- **PROBLEM DESCRIPTION**: Search the data below for the word "size" and copy each line that holds it.

Top of EXERCISE MATERIALS

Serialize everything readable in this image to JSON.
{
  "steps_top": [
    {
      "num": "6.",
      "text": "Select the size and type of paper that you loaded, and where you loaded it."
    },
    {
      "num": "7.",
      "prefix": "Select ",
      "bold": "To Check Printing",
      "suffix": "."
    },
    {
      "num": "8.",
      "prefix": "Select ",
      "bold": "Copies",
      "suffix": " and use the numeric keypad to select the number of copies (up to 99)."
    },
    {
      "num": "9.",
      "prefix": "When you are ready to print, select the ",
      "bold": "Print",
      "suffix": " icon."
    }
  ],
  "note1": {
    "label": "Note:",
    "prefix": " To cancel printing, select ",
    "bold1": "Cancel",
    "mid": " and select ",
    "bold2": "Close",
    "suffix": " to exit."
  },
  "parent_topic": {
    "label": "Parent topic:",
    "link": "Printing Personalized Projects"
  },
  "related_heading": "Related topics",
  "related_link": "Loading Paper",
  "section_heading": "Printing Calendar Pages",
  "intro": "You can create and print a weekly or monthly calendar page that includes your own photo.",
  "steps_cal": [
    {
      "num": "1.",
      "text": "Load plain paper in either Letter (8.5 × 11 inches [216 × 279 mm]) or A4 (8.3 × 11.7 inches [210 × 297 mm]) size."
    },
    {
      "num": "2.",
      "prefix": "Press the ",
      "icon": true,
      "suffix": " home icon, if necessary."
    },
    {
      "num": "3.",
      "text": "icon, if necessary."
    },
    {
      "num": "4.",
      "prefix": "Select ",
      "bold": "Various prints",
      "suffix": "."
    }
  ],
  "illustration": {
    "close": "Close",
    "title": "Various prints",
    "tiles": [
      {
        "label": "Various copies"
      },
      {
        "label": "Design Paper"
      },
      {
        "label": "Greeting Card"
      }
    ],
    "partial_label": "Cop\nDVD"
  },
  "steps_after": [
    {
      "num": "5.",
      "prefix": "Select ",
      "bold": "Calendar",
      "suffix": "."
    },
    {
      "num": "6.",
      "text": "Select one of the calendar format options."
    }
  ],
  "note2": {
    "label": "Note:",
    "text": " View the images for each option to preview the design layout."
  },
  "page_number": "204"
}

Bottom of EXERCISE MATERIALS

- **ANSWER TO THIS TASK**:
      "text": "Select the size and type of paper that you loaded, and where you loaded it."
      "text": "Load plain paper in either Letter (8.5 × 11 inches [216 × 279 mm]) or A4 (8.3 × 11.7 inches [210 × 297 mm]) size."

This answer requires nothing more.